__DATA SUPPLIED__:
= Beginning of Section =

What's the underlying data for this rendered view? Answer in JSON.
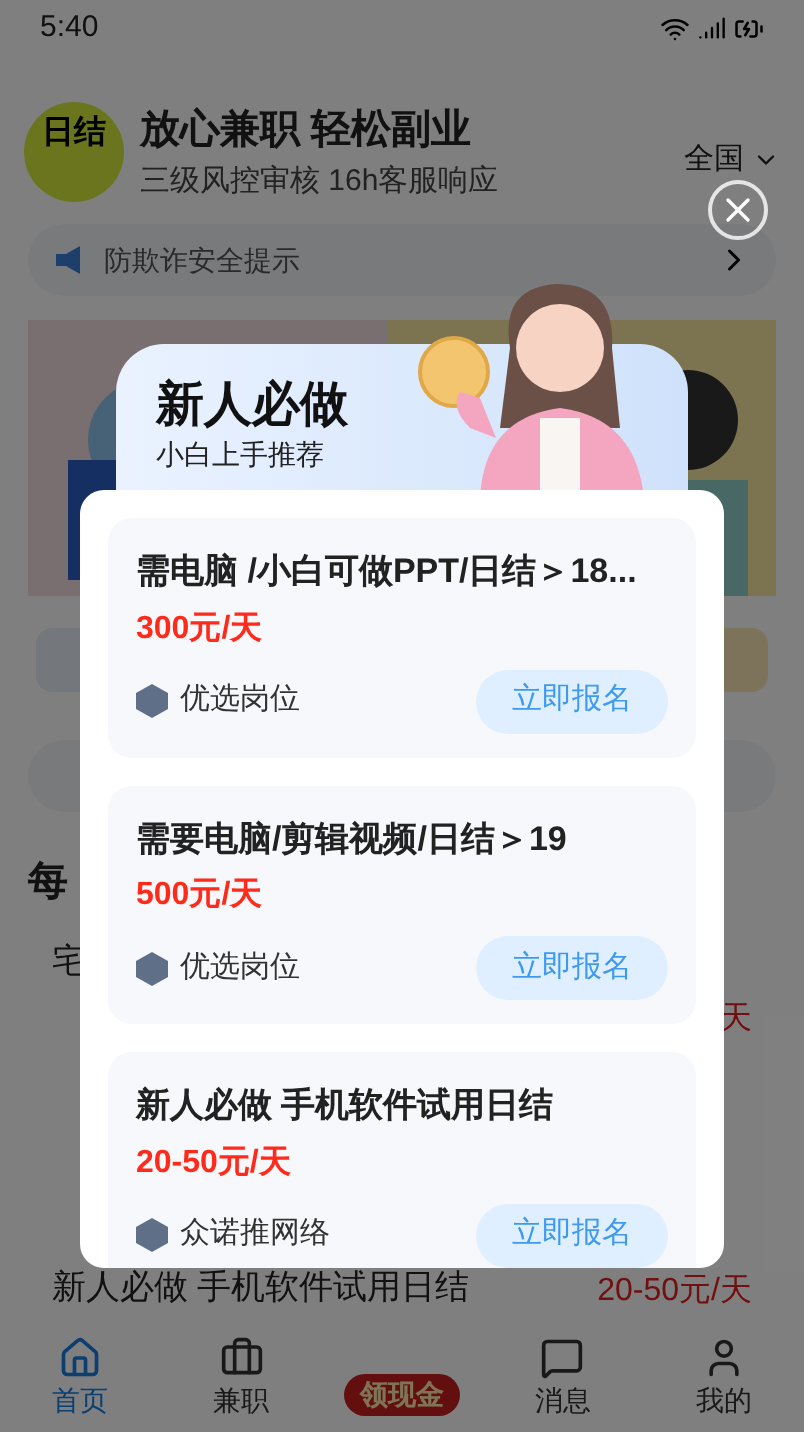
{
  "status_bar": {
    "time": "5:40"
  },
  "header": {
    "logo_text": "日结",
    "title": "放心兼职 轻松副业",
    "subtitle": "三级风控审核 16h客服响应",
    "region": "全国"
  },
  "notice": {
    "text": "防欺诈安全提示"
  },
  "section": {
    "title": "每"
  },
  "list_items": [
    {
      "title": "宅",
      "wage": "天"
    },
    {
      "title": "新人必做 手机软件试用日结",
      "wage": "20-50元/天"
    }
  ],
  "tab_bar": [
    {
      "label": "首页",
      "selected": true,
      "kind": "tab"
    },
    {
      "label": "兼职",
      "selected": false,
      "kind": "tab"
    },
    {
      "label": "领现金",
      "selected": false,
      "kind": "promo"
    },
    {
      "label": "消息",
      "selected": false,
      "kind": "tab"
    },
    {
      "label": "我的",
      "selected": false,
      "kind": "tab"
    }
  ],
  "popup": {
    "title": "新人必做",
    "subtitle": "小白上手推荐",
    "jobs": [
      {
        "title": "需电脑 /小白可做PPT/日结＞18...",
        "wage": "300元/天",
        "company": "优选岗位",
        "button": "立即报名"
      },
      {
        "title": "需要电脑/剪辑视频/日结＞19",
        "wage": "500元/天",
        "company": "优选岗位",
        "button": "立即报名"
      },
      {
        "title": "新人必做 手机软件试用日结",
        "wage": "20-50元/天",
        "company": "众诺推网络",
        "button": "立即报名"
      }
    ]
  }
}
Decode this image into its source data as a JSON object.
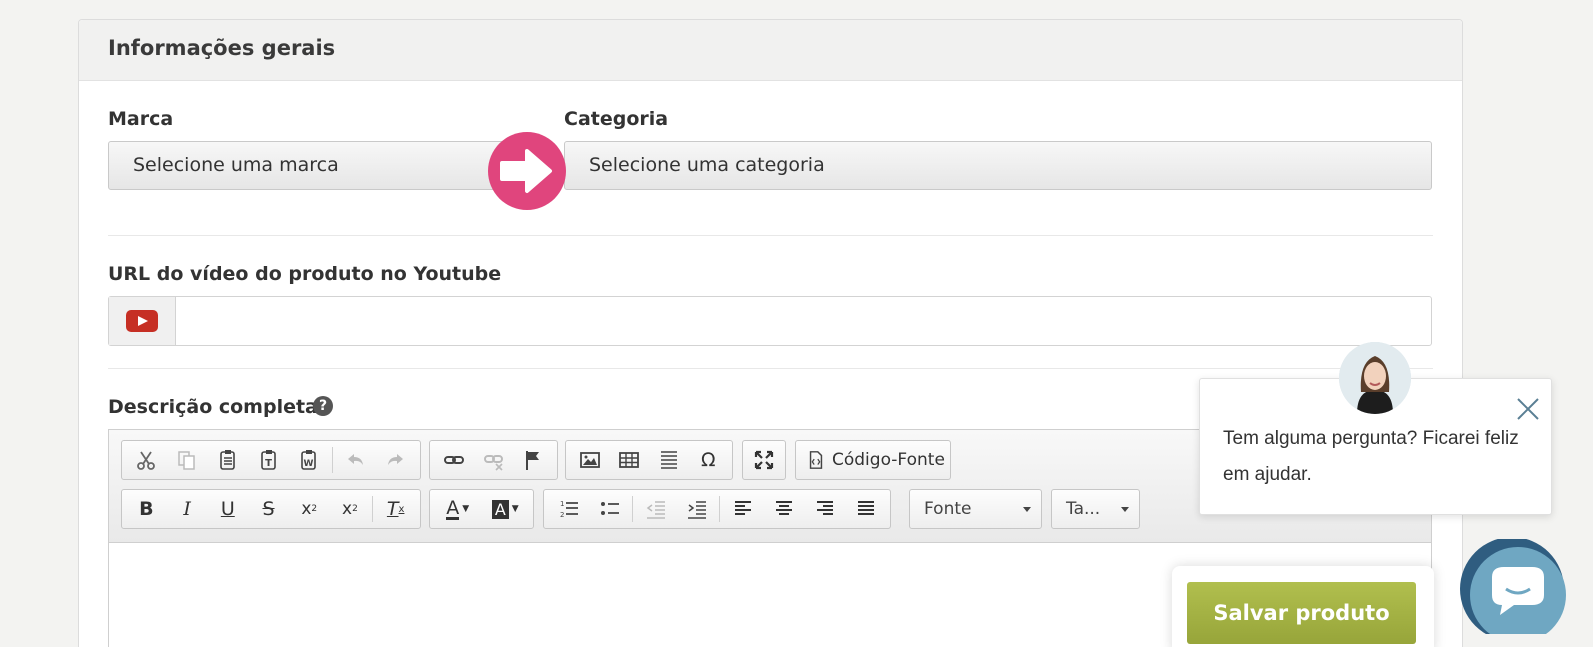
{
  "section": {
    "title": "Informações gerais"
  },
  "brand": {
    "label": "Marca",
    "value": "Selecione uma marca"
  },
  "category": {
    "label": "Categoria",
    "value": "Selecione uma categoria"
  },
  "video": {
    "label": "URL do vídeo do produto no Youtube",
    "value": ""
  },
  "description": {
    "label": "Descrição completa",
    "help_icon": "?",
    "toolbar": {
      "source_button": "Código-Fonte",
      "font_select": "Fonte",
      "size_select": "Ta..."
    }
  },
  "chat": {
    "message": "Tem alguma pergunta? Ficarei feliz em ajudar."
  },
  "actions": {
    "save": "Salvar produto"
  },
  "colors": {
    "accent_pink": "#e0457d",
    "save_green": "#a3b144",
    "chat_blue": "#6fa7c2"
  }
}
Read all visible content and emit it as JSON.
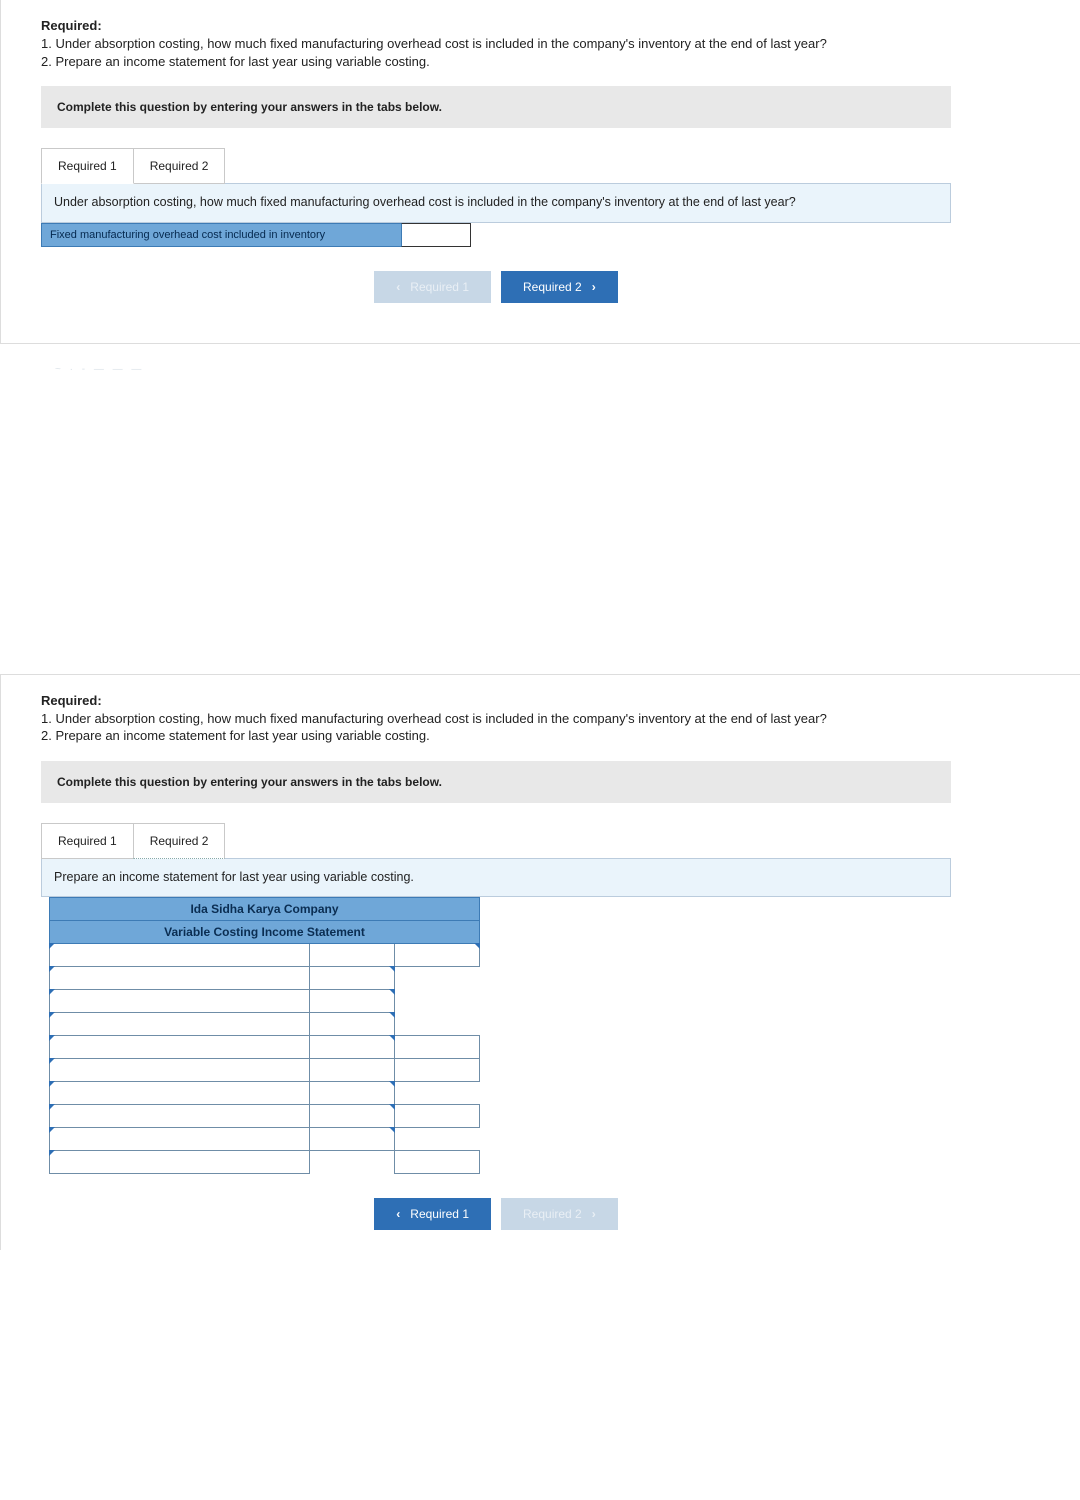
{
  "required": {
    "heading": "Required:",
    "q1": "1. Under absorption costing, how much fixed manufacturing overhead cost is included in the company's inventory at the end of last year?",
    "q2": "2. Prepare an income statement for last year using variable costing."
  },
  "instruction": "Complete this question by entering your answers in the tabs below.",
  "tabs": {
    "r1": "Required 1",
    "r2": "Required 2"
  },
  "panel1": {
    "prompt": "Under absorption costing, how much fixed manufacturing overhead cost is included in the company's inventory at the end of last year?",
    "row_label": "Fixed manufacturing overhead cost included in inventory"
  },
  "panel2": {
    "prompt": "Prepare an income statement for last year using variable costing.",
    "header1": "Ida Sidha Karya Company",
    "header2": "Variable Costing Income Statement"
  },
  "nav": {
    "req1": "Required 1",
    "req2": "Required 2"
  }
}
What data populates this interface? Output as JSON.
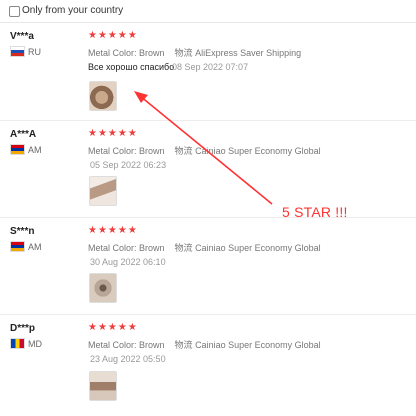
{
  "filter": {
    "label": "Only from your country",
    "checked": false
  },
  "reviews": [
    {
      "user": "V***a",
      "country_code": "RU",
      "rating": 5,
      "stars": "★★★★★",
      "meta": "Metal Color: Brown",
      "logistics_prefix": "物流",
      "shipping": "AliExpress Saver Shipping",
      "feedback": "Все хорошо спасибо",
      "date": "08 Sep 2022 07:07"
    },
    {
      "user": "A***A",
      "country_code": "AM",
      "rating": 5,
      "stars": "★★★★★",
      "meta": "Metal Color: Brown",
      "logistics_prefix": "物流",
      "shipping": "Cainiao Super Economy Global",
      "feedback": "",
      "date": "05 Sep 2022 06:23"
    },
    {
      "user": "S***n",
      "country_code": "AM",
      "rating": 5,
      "stars": "★★★★★",
      "meta": "Metal Color: Brown",
      "logistics_prefix": "物流",
      "shipping": "Cainiao Super Economy Global",
      "feedback": "",
      "date": "30 Aug 2022 06:10"
    },
    {
      "user": "D***p",
      "country_code": "MD",
      "rating": 5,
      "stars": "★★★★★",
      "meta": "Metal Color: Brown",
      "logistics_prefix": "物流",
      "shipping": "Cainiao Super Economy Global",
      "feedback": "",
      "date": "23 Aug 2022 05:50"
    }
  ],
  "annotation": {
    "text": "5 STAR !!!",
    "color": "#ff3333"
  },
  "colors": {
    "star": "#f03c3c",
    "muted": "#777777",
    "date": "#999999"
  }
}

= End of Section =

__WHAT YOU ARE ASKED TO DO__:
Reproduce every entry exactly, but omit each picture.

__SOLVED PROBLEM__:
What's the underlying data for this rendered view? Answer in JSON.
{
  "status_bar": {
    "time": "5:40"
  },
  "header": {
    "logo_text": "日结",
    "title": "放心兼职 轻松副业",
    "subtitle": "三级风控审核 16h客服响应",
    "region": "全国"
  },
  "notice": {
    "text": "防欺诈安全提示"
  },
  "section": {
    "title": "每"
  },
  "list_items": [
    {
      "title": "宅",
      "wage": "天"
    },
    {
      "title": "新人必做 手机软件试用日结",
      "wage": "20-50元/天"
    }
  ],
  "tab_bar": [
    {
      "label": "首页",
      "selected": true,
      "kind": "tab"
    },
    {
      "label": "兼职",
      "selected": false,
      "kind": "tab"
    },
    {
      "label": "领现金",
      "selected": false,
      "kind": "promo"
    },
    {
      "label": "消息",
      "selected": false,
      "kind": "tab"
    },
    {
      "label": "我的",
      "selected": false,
      "kind": "tab"
    }
  ],
  "popup": {
    "title": "新人必做",
    "subtitle": "小白上手推荐",
    "jobs": [
      {
        "title": "需电脑 /小白可做PPT/日结＞18...",
        "wage": "300元/天",
        "company": "优选岗位",
        "button": "立即报名"
      },
      {
        "title": "需要电脑/剪辑视频/日结＞19",
        "wage": "500元/天",
        "company": "优选岗位",
        "button": "立即报名"
      },
      {
        "title": "新人必做 手机软件试用日结",
        "wage": "20-50元/天",
        "company": "众诺推网络",
        "button": "立即报名"
      }
    ]
  }
}
Decode this image into its source data as a JSON object.
{
  "section": {
    "title": "Informações gerais"
  },
  "brand": {
    "label": "Marca",
    "value": "Selecione uma marca"
  },
  "category": {
    "label": "Categoria",
    "value": "Selecione uma categoria"
  },
  "video": {
    "label": "URL do vídeo do produto no Youtube",
    "value": ""
  },
  "description": {
    "label": "Descrição completa",
    "help_icon": "?",
    "toolbar": {
      "source_button": "Código-Fonte",
      "font_select": "Fonte",
      "size_select": "Ta..."
    }
  },
  "chat": {
    "message": "Tem alguma pergunta? Ficarei feliz em ajudar."
  },
  "actions": {
    "save": "Salvar produto"
  },
  "colors": {
    "accent_pink": "#e0457d",
    "save_green": "#a3b144",
    "chat_blue": "#6fa7c2"
  }
}
Read all visible content and emit it as JSON.
{
  "required": {
    "heading": "Required:",
    "q1": "1. Under absorption costing, how much fixed manufacturing overhead cost is included in the company's inventory at the end of last year?",
    "q2": "2. Prepare an income statement for last year using variable costing."
  },
  "instruction": "Complete this question by entering your answers in the tabs below.",
  "tabs": {
    "r1": "Required 1",
    "r2": "Required 2"
  },
  "panel1": {
    "prompt": "Under absorption costing, how much fixed manufacturing overhead cost is included in the company's inventory at the end of last year?",
    "row_label": "Fixed manufacturing overhead cost included in inventory"
  },
  "panel2": {
    "prompt": "Prepare an income statement for last year using variable costing.",
    "header1": "Ida Sidha Karya Company",
    "header2": "Variable Costing Income Statement"
  },
  "nav": {
    "req1": "Required 1",
    "req2": "Required 2"
  }
}
What data populates this interface? Output as JSON.
{
  "filter": {
    "label": "Only from your country",
    "checked": false
  },
  "reviews": [
    {
      "user": "V***a",
      "country_code": "RU",
      "rating": 5,
      "stars": "★★★★★",
      "meta": "Metal Color: Brown",
      "logistics_prefix": "物流",
      "shipping": "AliExpress Saver Shipping",
      "feedback": "Все хорошо спасибо",
      "date": "08 Sep 2022 07:07"
    },
    {
      "user": "A***A",
      "country_code": "AM",
      "rating": 5,
      "stars": "★★★★★",
      "meta": "Metal Color: Brown",
      "logistics_prefix": "物流",
      "shipping": "Cainiao Super Economy Global",
      "feedback": "",
      "date": "05 Sep 2022 06:23"
    },
    {
      "user": "S***n",
      "country_code": "AM",
      "rating": 5,
      "stars": "★★★★★",
      "meta": "Metal Color: Brown",
      "logistics_prefix": "物流",
      "shipping": "Cainiao Super Economy Global",
      "feedback": "",
      "date": "30 Aug 2022 06:10"
    },
    {
      "user": "D***p",
      "country_code": "MD",
      "rating": 5,
      "stars": "★★★★★",
      "meta": "Metal Color: Brown",
      "logistics_prefix": "物流",
      "shipping": "Cainiao Super Economy Global",
      "feedback": "",
      "date": "23 Aug 2022 05:50"
    }
  ],
  "annotation": {
    "text": "5 STAR !!!",
    "color": "#ff3333"
  },
  "colors": {
    "star": "#f03c3c",
    "muted": "#777777",
    "date": "#999999"
  }
}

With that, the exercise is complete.